   schemes.  The bitmask remains to be defined as the schemes are being
   defined.  The bits within the bitmask are numbered, starting from the
   leftmost as being '1'.

   The key-select must be initiated by one host and answered by the
   other one.  During the initiation, the host offers the available
   schemes, and the answering host selects one of the offered ones.  The
   hosts need thus to ensure an order among themself of who initiates
   the "key select" option.  A possibility would be that the host with
   the smaller token initiates the "key select" option.





Paasch & Bonaventure     Expires August 15, 2014                [Page 9]


Internet-Draft            MPTCP Control Stream             February 2014


   The following are examples of how the control stream could be used to
   negotiate the cryptographic material.  A proper specification is
   probably needed for each of them.

5.1.  Reusing the application's TLS key

   Within the "key select"-option, this negotiation scheme takes the bit
   number 1.  It signals to the peer that the connection should use a
   derivate of TLS's master key to authenticate new subflows with this
   "MPTCP key".  It is required that indeed TLS is being used within the
   data stream.

   As TLS allows to modify the key being used during a TLS session, the
   control stream might be used to ensure that both end hosts agree on
   the "MPTCP key" being used at a specific moment in time through the
   exchange of the hash of the "MPTCP key".

5.2.  TLS-like key exchange

   It enables a key-negotiation in an TLS-like manner, thus
   authenticating the client/server through a certificate.

5.3.  Tcpcrypt-like key exchange

   It uses the control stream, to exchange a secret key in a tcpcrypt-
   like manner.  Optionally, it may include a data-sequence number to
   define from which moment on the data stream should be encrypted.

6.  Other example use cases of the control stream

   This shows one example of how the control stream can be used within
   MPTCP.

6.1.  Address signaling

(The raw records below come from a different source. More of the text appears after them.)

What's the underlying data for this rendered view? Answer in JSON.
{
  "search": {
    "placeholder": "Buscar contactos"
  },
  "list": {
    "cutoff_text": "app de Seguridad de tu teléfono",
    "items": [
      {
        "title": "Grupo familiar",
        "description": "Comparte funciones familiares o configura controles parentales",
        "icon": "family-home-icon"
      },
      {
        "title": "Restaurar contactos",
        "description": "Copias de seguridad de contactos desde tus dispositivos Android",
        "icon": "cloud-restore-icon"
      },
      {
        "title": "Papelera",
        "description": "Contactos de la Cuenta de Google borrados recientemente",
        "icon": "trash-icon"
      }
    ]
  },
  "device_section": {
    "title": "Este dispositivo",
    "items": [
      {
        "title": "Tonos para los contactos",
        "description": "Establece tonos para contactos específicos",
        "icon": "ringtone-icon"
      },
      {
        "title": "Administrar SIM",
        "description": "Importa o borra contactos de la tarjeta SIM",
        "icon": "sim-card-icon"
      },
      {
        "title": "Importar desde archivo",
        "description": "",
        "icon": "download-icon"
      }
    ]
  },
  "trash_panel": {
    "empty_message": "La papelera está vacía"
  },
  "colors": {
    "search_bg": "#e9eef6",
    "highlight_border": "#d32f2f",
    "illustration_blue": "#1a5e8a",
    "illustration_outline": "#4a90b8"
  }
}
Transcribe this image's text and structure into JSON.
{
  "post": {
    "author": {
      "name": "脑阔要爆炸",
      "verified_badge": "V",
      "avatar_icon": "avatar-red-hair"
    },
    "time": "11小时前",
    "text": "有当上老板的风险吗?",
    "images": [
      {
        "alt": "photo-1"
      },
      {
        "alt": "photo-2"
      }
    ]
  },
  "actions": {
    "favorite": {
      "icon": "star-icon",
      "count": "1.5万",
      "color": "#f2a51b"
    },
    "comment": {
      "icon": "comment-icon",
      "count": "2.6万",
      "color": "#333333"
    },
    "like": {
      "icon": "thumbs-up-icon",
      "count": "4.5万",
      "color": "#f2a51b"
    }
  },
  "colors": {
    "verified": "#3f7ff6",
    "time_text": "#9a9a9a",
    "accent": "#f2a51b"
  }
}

   In RFC6824, the address-signaling is achieved through the ADD_ADDRESS
   and REMOVE_ADDRESS options.  These options are sent within the TCP
   options-space and thus do not benefit from reliable delivery.
   Further, security-concerns have rosen concerning the ADD_ADDRESS-
   option.  Using the control stream to signal the addition or removal
   of addresses allows to make these options reliable and provides the
   space to add any kind of cryptographic material to enhance their
   security.

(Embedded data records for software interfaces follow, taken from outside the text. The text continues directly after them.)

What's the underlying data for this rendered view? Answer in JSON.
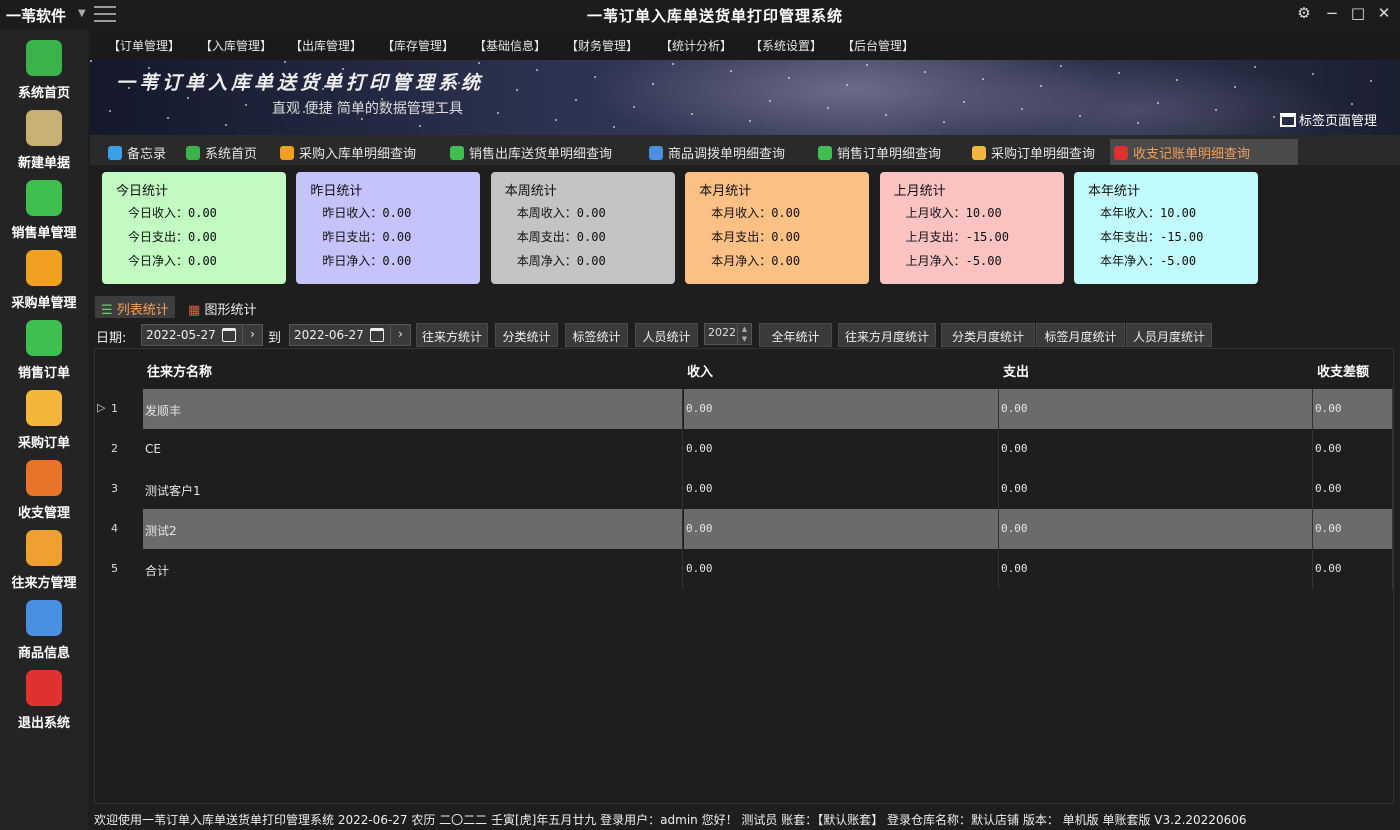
{
  "app": {
    "brand": "一苇软件",
    "title": "一苇订单入库单送货单打印管理系统"
  },
  "sidebar": [
    {
      "label": "系统首页",
      "color": "#3bb34a"
    },
    {
      "label": "新建单据",
      "color": "#c9b074"
    },
    {
      "label": "销售单管理",
      "color": "#3fbf4f"
    },
    {
      "label": "采购单管理",
      "color": "#f0a020"
    },
    {
      "label": "销售订单",
      "color": "#3fbf4f"
    },
    {
      "label": "采购订单",
      "color": "#f3b53a"
    },
    {
      "label": "收支管理",
      "color": "#e8742a"
    },
    {
      "label": "往来方管理",
      "color": "#f0a030"
    },
    {
      "label": "商品信息",
      "color": "#4a90e2"
    },
    {
      "label": "退出系统",
      "color": "#e03030"
    }
  ],
  "menu": [
    "【订单管理】",
    "【入库管理】",
    "【出库管理】",
    "【库存管理】",
    "【基础信息】",
    "【财务管理】",
    "【统计分析】",
    "【系统设置】",
    "【后台管理】"
  ],
  "banner": {
    "title": "一苇订单入库单送货单打印管理系统",
    "subtitle": "直观 便捷 简单的数据管理工具",
    "tag_manage": "标签页面管理"
  },
  "tabs": [
    {
      "label": "备忘录",
      "color": "#3aa0e8"
    },
    {
      "label": "系统首页",
      "color": "#3bb34a"
    },
    {
      "label": "采购入库单明细查询",
      "color": "#f0a020"
    },
    {
      "label": "销售出库送货单明细查询",
      "color": "#3fbf4f"
    },
    {
      "label": "商品调拨单明细查询",
      "color": "#4a90e2"
    },
    {
      "label": "销售订单明细查询",
      "color": "#3fbf4f"
    },
    {
      "label": "采购订单明细查询",
      "color": "#f3b53a"
    },
    {
      "label": "收支记账单明细查询",
      "color": "#e03030",
      "active": true
    }
  ],
  "cards": [
    {
      "title": "今日统计",
      "color": "#c2fbc2",
      "lines": [
        "今日收入：0.00",
        "今日支出：0.00",
        "今日净入：0.00"
      ]
    },
    {
      "title": "昨日统计",
      "color": "#c4c4fb",
      "lines": [
        "昨日收入：0.00",
        "昨日支出：0.00",
        "昨日净入：0.00"
      ]
    },
    {
      "title": "本周统计",
      "color": "#c4c4c4",
      "lines": [
        "本周收入：0.00",
        "本周支出：0.00",
        "本周净入：0.00"
      ]
    },
    {
      "title": "本月统计",
      "color": "#fbc184",
      "lines": [
        "本月收入：0.00",
        "本月支出：0.00",
        "本月净入：0.00"
      ]
    },
    {
      "title": "上月统计",
      "color": "#fbc2c2",
      "lines": [
        "上月收入：10.00",
        "上月支出：-15.00",
        "上月净入：-5.00"
      ]
    },
    {
      "title": "本年统计",
      "color": "#c2fbfb",
      "lines": [
        "本年收入：10.00",
        "本年支出：-15.00",
        "本年净入：-5.00"
      ]
    }
  ],
  "subtabs": {
    "list": "列表统计",
    "chart": "图形统计"
  },
  "filter": {
    "date_label": "日期:",
    "from": "2022-05-27",
    "to_label": "到",
    "to": "2022-06-27",
    "year": "2022",
    "buttons_a": [
      "往来方统计",
      "分类统计",
      "标签统计",
      "人员统计"
    ],
    "buttons_b": [
      "全年统计",
      "往来方月度统计",
      "分类月度统计",
      "标签月度统计",
      "人员月度统计"
    ]
  },
  "grid": {
    "headers": [
      "往来方名称",
      "收入",
      "支出",
      "收支差额"
    ],
    "rows": [
      {
        "no": "1",
        "name": "发顺丰",
        "income": "0.00",
        "expense": "0.00",
        "diff": "0.00",
        "hl": true
      },
      {
        "no": "2",
        "name": "CE",
        "income": "0.00",
        "expense": "0.00",
        "diff": "0.00",
        "hl": false
      },
      {
        "no": "3",
        "name": "测试客户1",
        "income": "0.00",
        "expense": "0.00",
        "diff": "0.00",
        "hl": false
      },
      {
        "no": "4",
        "name": "测试2",
        "income": "0.00",
        "expense": "0.00",
        "diff": "0.00",
        "hl": true
      },
      {
        "no": "5",
        "name": "合计",
        "income": "0.00",
        "expense": "0.00",
        "diff": "0.00",
        "hl": false
      }
    ]
  },
  "status": "欢迎使用一苇订单入库单送货单打印管理系统 2022-06-27 农历 二〇二二 壬寅[虎]年五月廿九 登录用户：admin 您好！ 测试员 账套：【默认账套】 登录仓库名称：默认店铺 版本： 单机版 单账套版 V3.2.20220606"
}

7.  Security Considerations

   TBD




Paasch & Bonaventure     Expires August 15, 2014               [Page 10]


Internet-Draft            MPTCP Control Stream             February 2014


8.  Acknowledgments

   This work is supported by the European FP7 Project "Trilogy2" under
   grant agreement 317756.

9.  Informative References

   [RFC4086]  Eastlake, D., Schiller, J., and S. Crocker, "Randomness
              Requirements for Security", BCP 106, RFC 4086, June 2005.

   [RFC4960]  Stewart, R., "Stream Control Transmission Protocol", RFC
              4960, September 2007.

   [RFC6181]  Bagnulo, M., "Threat Analysis for TCP Extensions for
              Multipath Operation with Multiple Addresses", RFC 6181,
              March 2011.

   [RFC6824]  Ford, A., Raiciu, C., Handley, M., and O. Bonaventure,
              "TCP Extensions for Multipath Operation with Multiple
              Addresses", RFC 6824, January 2013.

Authors' Addresses

   Christoph Paasch
   UCLouvain
   Place Sainte Barbe, 2
   Louvain-la-Neuve  1348
   BE

   Email: christoph.paasch@uclouvain.be


   Olivier Bonaventure
   UCLouvain
   Place Sainte Barbe, 2
   Louvain-la-Neuve  1348
   BE

   Email: olivier.bonaventure@uclouvain.be












Paasch & Bonaventure     Expires August 15, 2014               [Page 11]


Html markup produced by rfcmarkup 1.123, available from https://tools.ietf.org/tools/rfcmarkup/